* Supplied material *
***
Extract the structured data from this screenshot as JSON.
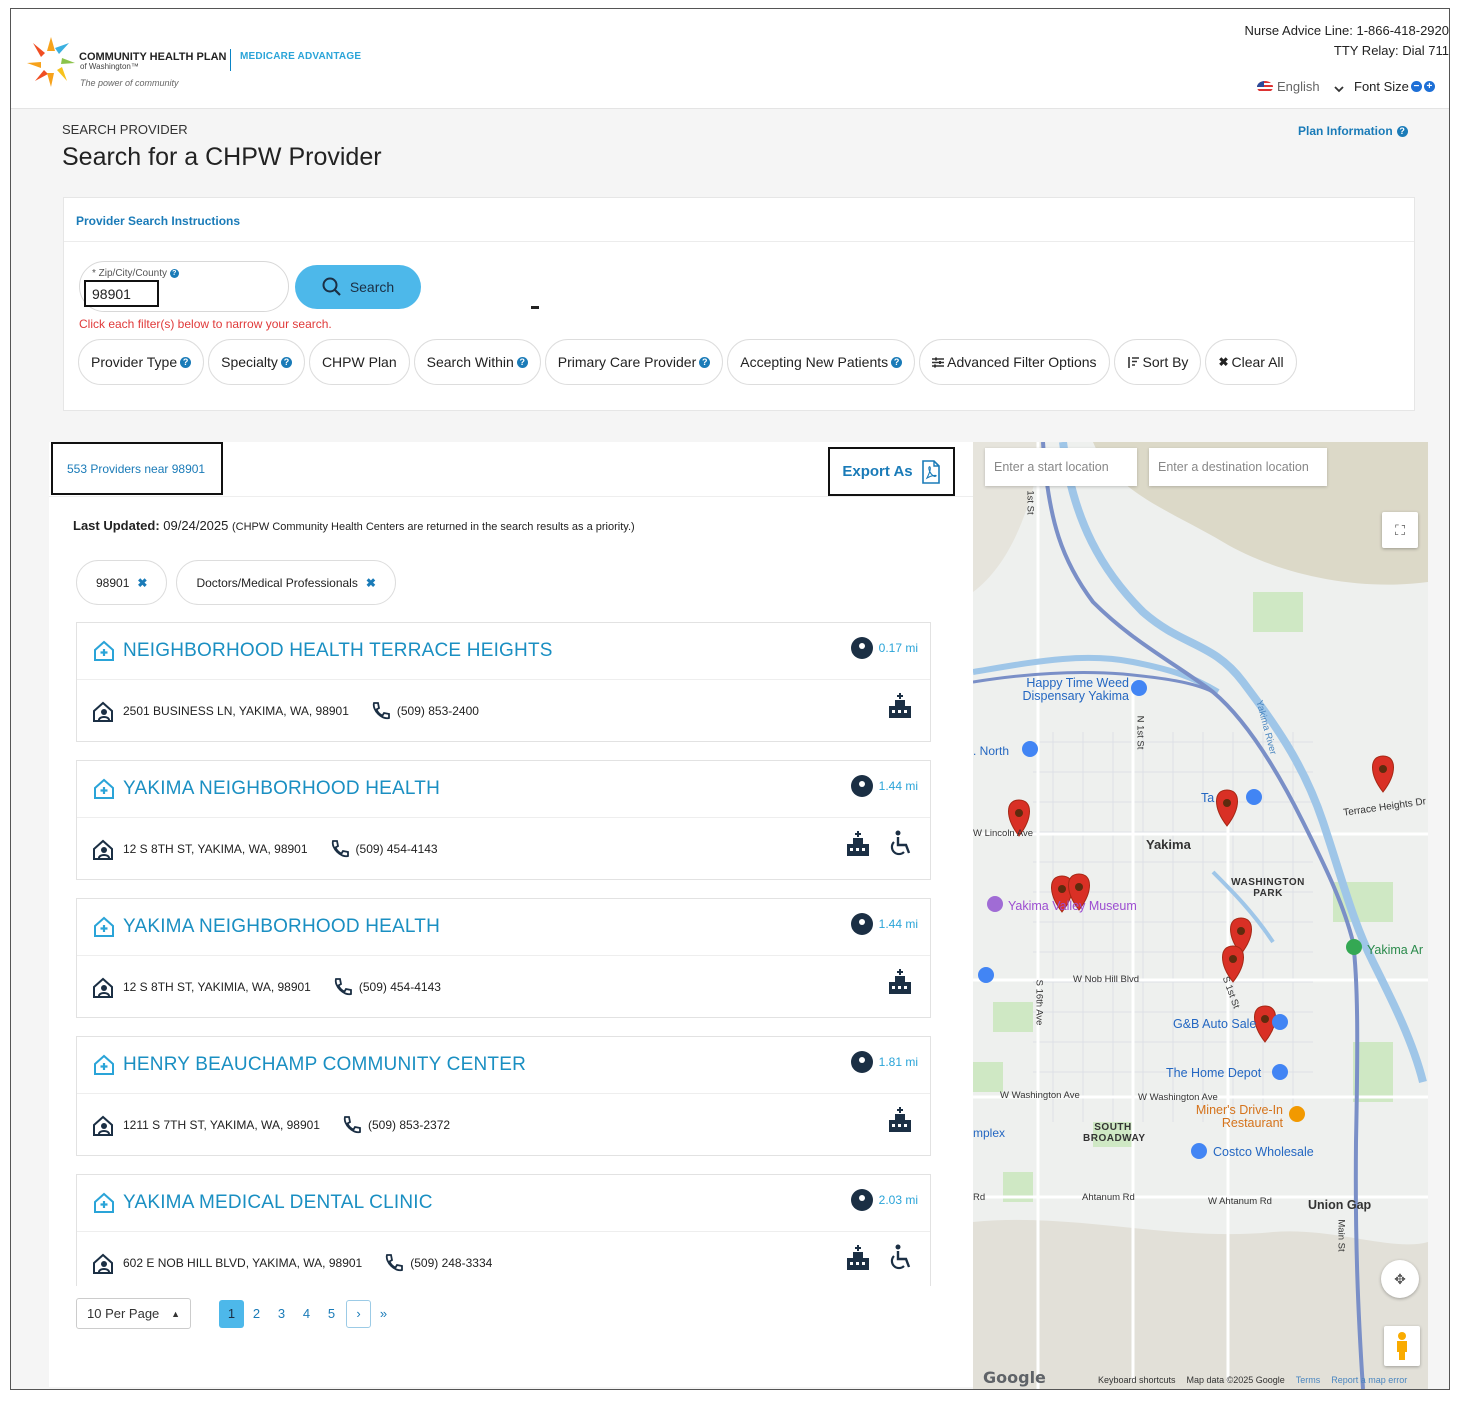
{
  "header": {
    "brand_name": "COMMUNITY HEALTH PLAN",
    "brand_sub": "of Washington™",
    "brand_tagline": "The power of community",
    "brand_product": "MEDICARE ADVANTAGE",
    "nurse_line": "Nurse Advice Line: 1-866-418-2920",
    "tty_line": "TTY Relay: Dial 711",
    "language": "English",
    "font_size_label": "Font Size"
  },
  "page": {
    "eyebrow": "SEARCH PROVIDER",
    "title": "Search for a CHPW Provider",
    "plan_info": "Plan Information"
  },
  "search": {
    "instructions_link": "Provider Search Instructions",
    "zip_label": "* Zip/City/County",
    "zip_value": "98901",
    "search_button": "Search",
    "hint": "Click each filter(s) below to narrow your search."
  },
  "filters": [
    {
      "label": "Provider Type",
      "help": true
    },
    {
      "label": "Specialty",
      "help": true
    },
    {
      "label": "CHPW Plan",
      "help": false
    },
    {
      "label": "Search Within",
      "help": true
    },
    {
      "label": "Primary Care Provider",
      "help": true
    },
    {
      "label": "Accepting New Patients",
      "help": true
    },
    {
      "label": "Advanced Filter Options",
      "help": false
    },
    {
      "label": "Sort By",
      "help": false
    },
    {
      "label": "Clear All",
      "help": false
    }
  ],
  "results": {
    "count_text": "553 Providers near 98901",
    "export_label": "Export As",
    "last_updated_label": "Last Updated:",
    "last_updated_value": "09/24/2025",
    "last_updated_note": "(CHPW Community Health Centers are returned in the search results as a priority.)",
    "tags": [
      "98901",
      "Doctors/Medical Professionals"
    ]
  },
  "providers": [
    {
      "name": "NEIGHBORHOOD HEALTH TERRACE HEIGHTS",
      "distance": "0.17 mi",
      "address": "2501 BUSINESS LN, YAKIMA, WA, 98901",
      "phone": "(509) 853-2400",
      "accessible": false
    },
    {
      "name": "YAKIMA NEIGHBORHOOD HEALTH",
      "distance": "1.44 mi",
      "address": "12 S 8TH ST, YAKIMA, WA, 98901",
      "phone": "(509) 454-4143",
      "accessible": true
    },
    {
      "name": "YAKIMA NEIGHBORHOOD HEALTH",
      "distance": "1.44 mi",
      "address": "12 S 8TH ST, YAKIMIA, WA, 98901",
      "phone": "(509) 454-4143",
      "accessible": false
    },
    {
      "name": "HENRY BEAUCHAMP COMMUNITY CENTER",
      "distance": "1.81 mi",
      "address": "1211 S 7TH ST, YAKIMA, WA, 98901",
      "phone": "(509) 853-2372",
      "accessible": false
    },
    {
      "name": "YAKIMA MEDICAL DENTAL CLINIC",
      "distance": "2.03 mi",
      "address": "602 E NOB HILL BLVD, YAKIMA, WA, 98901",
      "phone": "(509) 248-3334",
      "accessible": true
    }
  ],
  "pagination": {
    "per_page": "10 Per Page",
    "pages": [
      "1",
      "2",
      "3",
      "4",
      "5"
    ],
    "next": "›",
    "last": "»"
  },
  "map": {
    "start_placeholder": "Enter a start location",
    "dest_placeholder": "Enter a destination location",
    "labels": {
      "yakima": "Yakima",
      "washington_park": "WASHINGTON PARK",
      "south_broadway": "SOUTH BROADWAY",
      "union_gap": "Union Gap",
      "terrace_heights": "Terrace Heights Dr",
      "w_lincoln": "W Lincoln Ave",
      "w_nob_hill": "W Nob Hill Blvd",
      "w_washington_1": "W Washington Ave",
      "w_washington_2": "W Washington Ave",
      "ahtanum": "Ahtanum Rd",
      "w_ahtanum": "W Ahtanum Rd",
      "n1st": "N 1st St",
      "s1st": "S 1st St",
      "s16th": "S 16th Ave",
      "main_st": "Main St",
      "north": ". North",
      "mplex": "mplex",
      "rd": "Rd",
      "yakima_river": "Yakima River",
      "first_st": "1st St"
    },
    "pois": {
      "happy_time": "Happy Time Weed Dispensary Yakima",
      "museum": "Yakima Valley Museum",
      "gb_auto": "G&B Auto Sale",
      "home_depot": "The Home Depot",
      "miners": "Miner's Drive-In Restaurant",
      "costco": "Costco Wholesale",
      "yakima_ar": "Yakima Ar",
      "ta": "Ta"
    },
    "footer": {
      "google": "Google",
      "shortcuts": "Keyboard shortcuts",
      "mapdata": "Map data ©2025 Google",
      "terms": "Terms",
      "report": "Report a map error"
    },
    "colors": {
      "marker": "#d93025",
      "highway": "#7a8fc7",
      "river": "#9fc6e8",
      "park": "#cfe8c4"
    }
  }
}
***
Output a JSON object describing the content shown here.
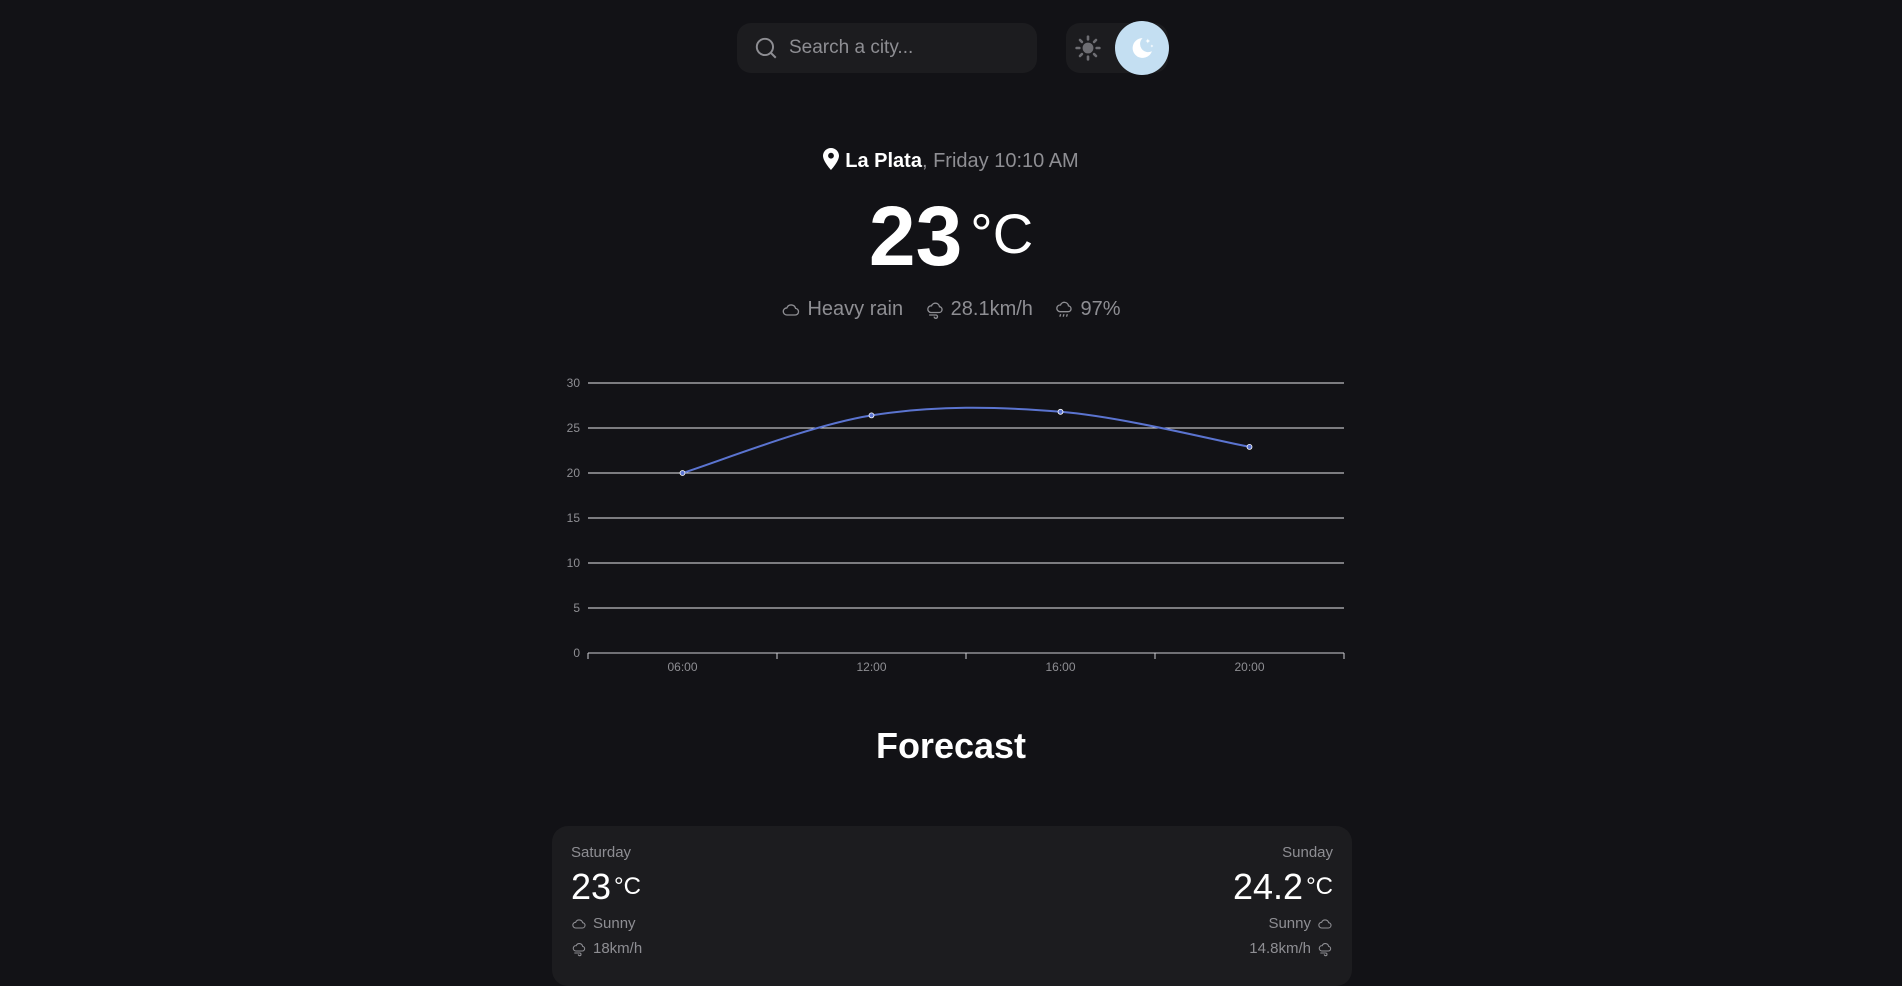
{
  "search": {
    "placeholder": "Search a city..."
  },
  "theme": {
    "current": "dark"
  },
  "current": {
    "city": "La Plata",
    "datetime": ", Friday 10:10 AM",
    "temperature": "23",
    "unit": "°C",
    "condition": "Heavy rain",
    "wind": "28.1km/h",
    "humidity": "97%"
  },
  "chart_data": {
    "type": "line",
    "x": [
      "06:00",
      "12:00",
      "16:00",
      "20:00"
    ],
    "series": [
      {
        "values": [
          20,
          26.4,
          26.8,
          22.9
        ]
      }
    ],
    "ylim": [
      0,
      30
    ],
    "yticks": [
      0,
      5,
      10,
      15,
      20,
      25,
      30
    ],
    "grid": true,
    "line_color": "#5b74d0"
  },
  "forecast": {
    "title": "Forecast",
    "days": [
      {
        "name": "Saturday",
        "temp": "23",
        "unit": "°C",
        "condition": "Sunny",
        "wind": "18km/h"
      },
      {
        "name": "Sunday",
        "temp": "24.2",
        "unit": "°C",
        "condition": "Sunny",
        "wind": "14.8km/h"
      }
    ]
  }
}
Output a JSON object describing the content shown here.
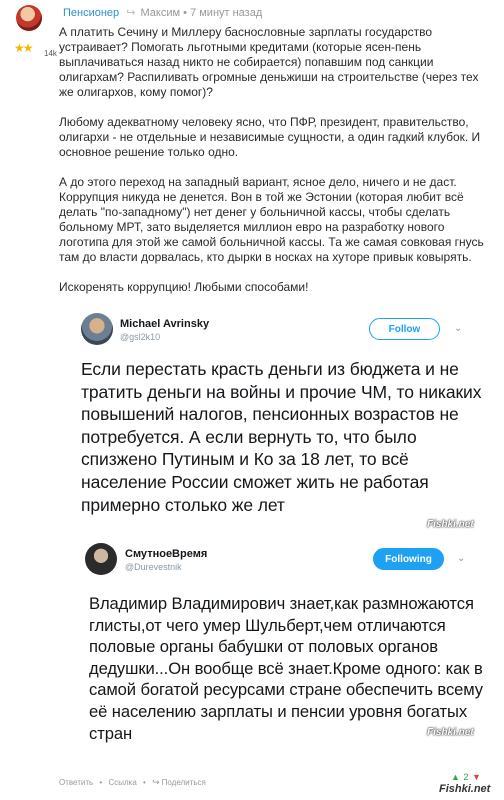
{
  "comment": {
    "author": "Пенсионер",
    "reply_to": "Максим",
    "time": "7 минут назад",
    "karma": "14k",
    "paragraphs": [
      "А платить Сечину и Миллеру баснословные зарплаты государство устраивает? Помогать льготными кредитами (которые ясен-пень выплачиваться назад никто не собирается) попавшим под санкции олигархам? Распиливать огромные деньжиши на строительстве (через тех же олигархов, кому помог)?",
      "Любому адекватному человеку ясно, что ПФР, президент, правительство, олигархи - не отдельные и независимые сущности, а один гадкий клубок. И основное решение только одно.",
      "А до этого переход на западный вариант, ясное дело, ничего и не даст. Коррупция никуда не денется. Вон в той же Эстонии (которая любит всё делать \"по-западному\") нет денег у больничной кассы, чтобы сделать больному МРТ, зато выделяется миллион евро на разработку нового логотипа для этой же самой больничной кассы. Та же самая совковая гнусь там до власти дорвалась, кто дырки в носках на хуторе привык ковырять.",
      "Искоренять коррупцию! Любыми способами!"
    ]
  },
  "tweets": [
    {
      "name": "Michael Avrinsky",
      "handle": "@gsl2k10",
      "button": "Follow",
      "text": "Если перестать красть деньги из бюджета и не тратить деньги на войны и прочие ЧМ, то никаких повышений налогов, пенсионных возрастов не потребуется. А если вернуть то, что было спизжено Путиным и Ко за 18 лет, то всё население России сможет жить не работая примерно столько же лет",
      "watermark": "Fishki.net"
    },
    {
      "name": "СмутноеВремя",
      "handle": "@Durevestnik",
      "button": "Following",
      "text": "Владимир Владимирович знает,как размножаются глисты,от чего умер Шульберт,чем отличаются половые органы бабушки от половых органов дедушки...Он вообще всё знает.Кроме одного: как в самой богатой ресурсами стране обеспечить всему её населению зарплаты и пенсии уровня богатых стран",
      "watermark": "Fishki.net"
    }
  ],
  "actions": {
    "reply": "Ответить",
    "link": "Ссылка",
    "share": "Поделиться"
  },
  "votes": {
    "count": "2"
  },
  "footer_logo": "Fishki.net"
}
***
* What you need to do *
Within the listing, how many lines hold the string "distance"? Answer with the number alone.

* Finished exercise *
5